The majority of the Little Rock Board of Directors decided Tuesday not to send a proposal to voters this November to do away with at-large membership on the board.
The 10-member board voted down Ward 1 City Director Erma Hendrix's proposal in an 8-1 vote, with Hendrix not voting.
Ken Richardson cast the sole vote in favor.
Hendrix did not speak during the voice vote. Her ordinance would have had residents vote on a proposal to change the board's makeup to seven ward representatives by removing the three at-large positions.
The rest of the board -- Doris Wright, Joan Adcock, Lance Hines, B.J. Wyrick, Kathy Webb, Gene Fortson, Capi Peck and Dean Kumpuris -- voted against the measure.
Kumpuris, an at-large member, told his colleagues Monday that he would ask that the new board and new mayor decide at the first meeting in January a process by which residents could fully vet and research the issue.
Kumpuris said Tuesday that he has asked the city attorney to draft a resolution to that effect that can be voted on at a later date.
There's guaranteed to be a new mayor next year, as Mark Stodola isn't running for re-election. In addition to that seat, six of the ward seats are up for election in November.
Those who agree with Hendrix's proposal said having board seats elected by the city at large disenfranchises black voters and that the current three at-large members, who are all white, dilute the positions and votes of the board's three black city directors.
Richardson said after Tuesday's vote that city residents should be able to vote on the issue.
"For the life of me I can't see how anyone would have a problem giving citizens the chance to decide how they want to be governed," he said.
At least two black residents from Hendrix's ward spoke Tuesday against her ordinance and in favor of keeping at-large representatives.
Ronny Jackson, representing the East Little Rock Neighborhood Association, said Adcock, an at-large member and the longest-serving Little Rock board member, helped his community when Timex announced that it had contaminated property in the area.
Rhonda Ross, president of the Love Neighborhood Association, said Adcock spearheaded an effort to revitalize homes in her neighborhood.
In contrast, Ward 1 resident Robert Webb, who is black, gave examples of how at-large representatives voted against proposals made by black board members.
He specifically mentioned how at-large representatives voted against Hendrix's proposals to create a city residency requirement for police officers and Richardson's proposal to give contract priority to companies that employ the city's unemployed and underemployed young people.
In all, six residents spoke in favor of Hendrix's ordinance and nine spoke against it. Some who spoke against it agreed with doing away with at-large representation on the board but said Hendrix's approach wasn't the right way.
Attorney Chris Burks, who is white, said he and others with whom he has spoken are interested in not only changing the board makeup but also Little Rock's form of government.
Little Rock has twice embarked on a mission to study its form of government. In 1993, a group called Future Little Rock recommended moving from an all at-large board to the current format of seven ward representatives, three at-large representatives and the mayor, who presides over meetings and votes in the event of a tie.

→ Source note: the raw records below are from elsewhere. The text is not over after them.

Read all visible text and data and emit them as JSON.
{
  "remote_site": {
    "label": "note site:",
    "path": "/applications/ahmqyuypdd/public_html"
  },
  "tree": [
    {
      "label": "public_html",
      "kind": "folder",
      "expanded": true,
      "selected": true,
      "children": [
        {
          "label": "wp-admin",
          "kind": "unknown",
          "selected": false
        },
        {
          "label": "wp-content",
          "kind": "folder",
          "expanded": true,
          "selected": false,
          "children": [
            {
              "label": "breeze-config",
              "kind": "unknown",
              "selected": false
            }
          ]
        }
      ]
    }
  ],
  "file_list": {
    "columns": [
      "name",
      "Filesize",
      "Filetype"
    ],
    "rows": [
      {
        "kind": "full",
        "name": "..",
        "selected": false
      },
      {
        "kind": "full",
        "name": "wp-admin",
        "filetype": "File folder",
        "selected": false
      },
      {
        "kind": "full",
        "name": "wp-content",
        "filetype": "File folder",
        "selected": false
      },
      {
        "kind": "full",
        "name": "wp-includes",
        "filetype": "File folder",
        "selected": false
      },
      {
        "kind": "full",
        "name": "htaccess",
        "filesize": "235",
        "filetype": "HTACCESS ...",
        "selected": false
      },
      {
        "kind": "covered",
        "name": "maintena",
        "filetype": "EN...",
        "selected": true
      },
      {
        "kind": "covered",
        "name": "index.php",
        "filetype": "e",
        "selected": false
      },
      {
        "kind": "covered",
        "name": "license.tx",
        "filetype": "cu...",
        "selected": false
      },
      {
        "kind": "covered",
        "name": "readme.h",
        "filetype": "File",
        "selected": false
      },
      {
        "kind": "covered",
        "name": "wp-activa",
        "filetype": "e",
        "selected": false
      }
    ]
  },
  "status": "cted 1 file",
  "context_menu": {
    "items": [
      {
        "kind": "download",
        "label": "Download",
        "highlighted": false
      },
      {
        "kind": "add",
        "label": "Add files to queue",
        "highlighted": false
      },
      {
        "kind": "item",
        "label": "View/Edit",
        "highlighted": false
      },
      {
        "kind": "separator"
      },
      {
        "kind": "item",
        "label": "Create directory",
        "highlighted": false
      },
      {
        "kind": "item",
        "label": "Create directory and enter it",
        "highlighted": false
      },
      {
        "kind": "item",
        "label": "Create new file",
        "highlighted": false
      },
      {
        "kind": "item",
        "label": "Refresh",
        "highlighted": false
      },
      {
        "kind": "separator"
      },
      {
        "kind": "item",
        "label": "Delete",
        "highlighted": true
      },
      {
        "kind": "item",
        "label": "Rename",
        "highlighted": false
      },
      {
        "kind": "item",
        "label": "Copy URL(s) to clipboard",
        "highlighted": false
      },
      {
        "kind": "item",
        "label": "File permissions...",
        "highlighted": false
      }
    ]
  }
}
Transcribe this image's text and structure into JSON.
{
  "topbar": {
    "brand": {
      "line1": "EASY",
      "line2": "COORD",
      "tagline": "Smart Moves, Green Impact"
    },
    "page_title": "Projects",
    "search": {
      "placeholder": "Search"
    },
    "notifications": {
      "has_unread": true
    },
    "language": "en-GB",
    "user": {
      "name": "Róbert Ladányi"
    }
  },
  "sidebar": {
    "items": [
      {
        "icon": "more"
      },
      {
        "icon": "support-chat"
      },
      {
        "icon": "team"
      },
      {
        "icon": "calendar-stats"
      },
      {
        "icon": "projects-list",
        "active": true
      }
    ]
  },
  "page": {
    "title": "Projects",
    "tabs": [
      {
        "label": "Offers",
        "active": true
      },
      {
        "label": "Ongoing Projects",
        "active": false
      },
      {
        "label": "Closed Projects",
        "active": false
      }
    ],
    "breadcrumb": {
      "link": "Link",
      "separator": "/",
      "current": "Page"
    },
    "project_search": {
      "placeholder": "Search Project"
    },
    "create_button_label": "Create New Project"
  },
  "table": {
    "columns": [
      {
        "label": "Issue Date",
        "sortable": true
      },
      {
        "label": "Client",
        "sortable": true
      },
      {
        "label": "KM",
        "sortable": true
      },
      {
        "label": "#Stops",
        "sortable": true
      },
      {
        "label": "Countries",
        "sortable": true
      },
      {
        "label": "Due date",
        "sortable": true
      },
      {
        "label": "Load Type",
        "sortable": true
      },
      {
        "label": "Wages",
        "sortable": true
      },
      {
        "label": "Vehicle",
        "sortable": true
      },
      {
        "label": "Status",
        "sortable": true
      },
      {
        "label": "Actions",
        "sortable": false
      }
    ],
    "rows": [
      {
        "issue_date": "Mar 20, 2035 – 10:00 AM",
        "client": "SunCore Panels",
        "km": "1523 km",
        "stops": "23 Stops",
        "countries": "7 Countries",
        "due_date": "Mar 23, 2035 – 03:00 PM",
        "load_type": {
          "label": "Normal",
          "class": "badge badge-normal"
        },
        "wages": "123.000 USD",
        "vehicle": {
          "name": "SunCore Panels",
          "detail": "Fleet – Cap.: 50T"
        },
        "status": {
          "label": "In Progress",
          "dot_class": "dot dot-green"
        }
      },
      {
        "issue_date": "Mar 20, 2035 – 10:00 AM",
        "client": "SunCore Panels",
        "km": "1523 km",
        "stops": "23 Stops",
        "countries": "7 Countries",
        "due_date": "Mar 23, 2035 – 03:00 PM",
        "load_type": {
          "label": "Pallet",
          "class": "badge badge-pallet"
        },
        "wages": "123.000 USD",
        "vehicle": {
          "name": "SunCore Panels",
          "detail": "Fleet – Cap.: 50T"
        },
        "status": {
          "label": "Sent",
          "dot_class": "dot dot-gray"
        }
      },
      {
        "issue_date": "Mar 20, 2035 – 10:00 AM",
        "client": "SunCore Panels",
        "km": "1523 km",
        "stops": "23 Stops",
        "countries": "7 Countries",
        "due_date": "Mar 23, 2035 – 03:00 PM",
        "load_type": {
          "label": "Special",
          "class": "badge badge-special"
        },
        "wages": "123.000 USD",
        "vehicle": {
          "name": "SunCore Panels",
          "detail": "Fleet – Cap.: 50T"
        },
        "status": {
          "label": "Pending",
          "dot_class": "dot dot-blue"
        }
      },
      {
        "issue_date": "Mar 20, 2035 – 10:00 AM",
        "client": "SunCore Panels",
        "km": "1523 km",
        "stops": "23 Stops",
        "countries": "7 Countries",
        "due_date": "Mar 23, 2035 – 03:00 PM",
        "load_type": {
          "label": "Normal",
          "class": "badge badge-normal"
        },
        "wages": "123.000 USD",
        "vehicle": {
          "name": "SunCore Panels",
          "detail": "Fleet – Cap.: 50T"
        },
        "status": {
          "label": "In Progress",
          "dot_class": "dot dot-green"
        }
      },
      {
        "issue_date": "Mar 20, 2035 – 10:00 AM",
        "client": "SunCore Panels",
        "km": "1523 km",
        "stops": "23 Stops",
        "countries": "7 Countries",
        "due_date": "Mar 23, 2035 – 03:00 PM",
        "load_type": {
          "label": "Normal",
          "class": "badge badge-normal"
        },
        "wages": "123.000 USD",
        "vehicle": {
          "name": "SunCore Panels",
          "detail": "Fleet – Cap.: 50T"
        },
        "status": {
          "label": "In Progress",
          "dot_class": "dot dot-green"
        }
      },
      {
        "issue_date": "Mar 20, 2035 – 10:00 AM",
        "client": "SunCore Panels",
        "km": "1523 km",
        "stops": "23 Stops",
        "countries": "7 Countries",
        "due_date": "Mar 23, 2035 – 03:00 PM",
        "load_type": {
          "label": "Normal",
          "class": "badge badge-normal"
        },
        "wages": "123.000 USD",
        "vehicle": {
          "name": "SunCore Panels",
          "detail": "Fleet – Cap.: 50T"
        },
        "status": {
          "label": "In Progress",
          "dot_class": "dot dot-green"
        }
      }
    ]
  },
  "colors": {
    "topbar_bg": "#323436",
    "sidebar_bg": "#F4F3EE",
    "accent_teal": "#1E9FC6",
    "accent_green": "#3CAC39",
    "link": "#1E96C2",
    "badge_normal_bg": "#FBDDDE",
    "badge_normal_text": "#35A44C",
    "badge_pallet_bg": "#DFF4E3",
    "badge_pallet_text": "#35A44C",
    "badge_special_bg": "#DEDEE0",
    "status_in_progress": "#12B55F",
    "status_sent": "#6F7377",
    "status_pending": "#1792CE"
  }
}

In 2000, the Vision Little Rock group was formed and ultimately recommended no change to the board setup.
Eventually members of that group recommended a proposal, which voters approved in 2007, giving the mayor veto and appointment power and making the position full time.
Little Rock has a city-manager form of government, meaning a city manager appointed by the board runs the day-to-day operations. Usually that is paired with a part-time mayor.
Hendrix has said repeatedly that she would file a federal lawsuit against the city if the board did not pass her ordinance Tuesday. She has made the threat numerous times, but has not given details on what the lawsuit would be based, when it would be filed or who would represent her.
She has not responded to questions from a reporter about a lawsuit and did not mention the matter at Tuesday's meeting.
Metro on 06/20/2018